Perhaps my favorite myth of NASA is that it is directly responsible for creating and designing a slew of whiz-bang gadgets, including the cell phone.
What would modern life be without NASA? Is it possible?
It is impossible to predict the opportunity costs that were foregone with the redistribution of billions of dollars confiscated from taxpayers. Not only did individuals have less money to invest in alternative methods of space-based aviation and research, but entrepreneurs had to compete against a well-financed monopoly.
It is this same monopoly that diverted and devoured natural resources. This has the unseen effect of raising the costs of these scarce goods and services, which again, throws yet another artificial kink in the allocation process (it is the same phenomenon that creates agflation due to ethanol subsidies).
With these regulatory and institutional hurdles in place, why is it unfathomable to believe that the private sector could not have produced the same productive services that NASA is credited for spearheading? Does the utility of a good diminish or disappear because the private market crafted it instead?
If anything, the profit incentive would arguably have enticed private firms into this area.
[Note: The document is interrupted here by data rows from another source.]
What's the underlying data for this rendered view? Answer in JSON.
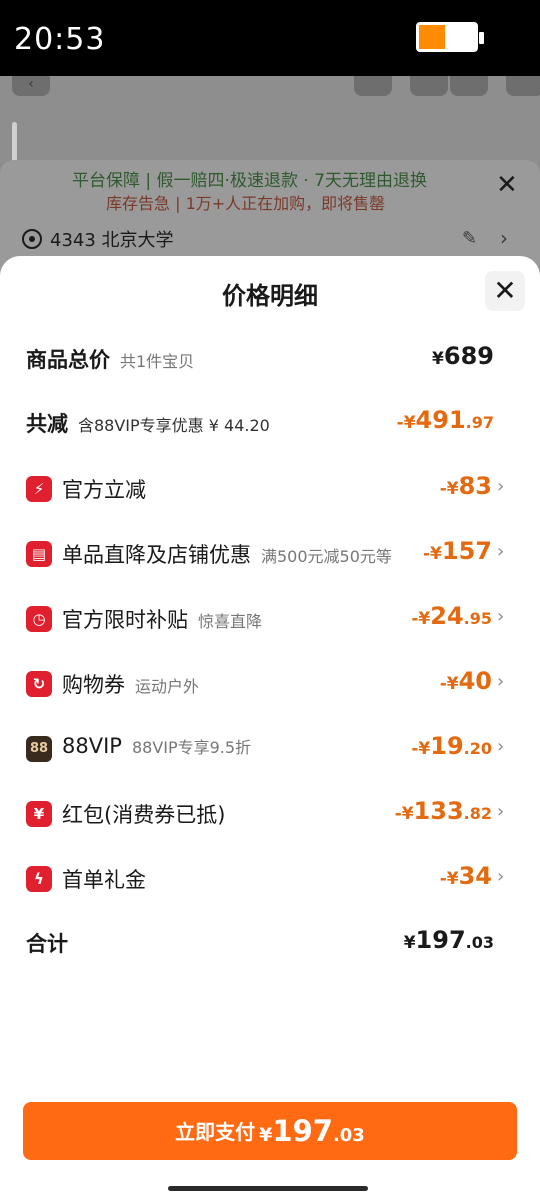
{
  "status_bar": {
    "time": "20:53"
  },
  "background": {
    "guarantee_text": "平台保障 | 假一赔四·极速退款 · 7天无理由退换",
    "stock_text": "库存告急 | 1万+人正在加购，即将售罄",
    "address": "4343 北京大学"
  },
  "sheet": {
    "title": "价格明细",
    "total_label": "商品总价",
    "total_sub": "共1件宝贝",
    "total_yen": "¥",
    "total_int": "689",
    "reduce_label": "共减",
    "reduce_sub": "含88VIP专享优惠 ¥ 44.20",
    "reduce_prefix": "-¥",
    "reduce_int": "491",
    "reduce_dec": ".97",
    "items": [
      {
        "label": "官方立减",
        "sub": "",
        "icon": "lightning-icon",
        "prefix": "-¥",
        "int": "83",
        "dec": ""
      },
      {
        "label": "单品直降及店铺优惠",
        "sub": "满500元减50元等",
        "icon": "shop-icon",
        "prefix": "-¥",
        "int": "157",
        "dec": ""
      },
      {
        "label": "官方限时补贴",
        "sub": "惊喜直降",
        "icon": "clock-icon",
        "prefix": "-¥",
        "int": "24",
        "dec": ".95"
      },
      {
        "label": "购物券",
        "sub": "运动户外",
        "icon": "coupon-icon",
        "prefix": "-¥",
        "int": "40",
        "dec": ""
      },
      {
        "label": "88VIP",
        "sub": "88VIP专享9.5折",
        "icon": "vip-88-icon",
        "icon_text": "88",
        "prefix": "-¥",
        "int": "19",
        "dec": ".20"
      },
      {
        "label": "红包(消费券已抵)",
        "sub": "",
        "icon": "red-packet-icon",
        "prefix": "-¥",
        "int": "133",
        "dec": ".82"
      },
      {
        "label": "首单礼金",
        "sub": "",
        "icon": "gift-cash-icon",
        "prefix": "-¥",
        "int": "34",
        "dec": ""
      }
    ],
    "sum_label": "合计",
    "sum_yen": "¥",
    "sum_int": "197",
    "sum_dec": ".03"
  },
  "pay_button": {
    "label": "立即支付",
    "yen": "¥",
    "int": "197",
    "dec": ".03"
  },
  "colors": {
    "accent": "#ff6a12",
    "discount": "#e36a10",
    "icon_red": "#e0202f"
  }
}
It is this reason (and others like “knowledge“) that NASA and every government agency will always be inferior entrepreneurs, they have no incentive not to blow up their customers — their revenue stream is guaranteed without the need to satisfy customer desires.
And this is one of the many points that Declan McCullagh tackles in a controversial piece at CNet — controversial for two reasons.
First, based on the comments section, it would appear that the fallacious NASA-is-god myth continues to reside in the minds of geeks (see these Digg comments as well). The other are the results from the three-choice poll connected to his piece, one of which advocates axing the “bureaucratic behemoth.”
You’ll never guess which one is the least popular.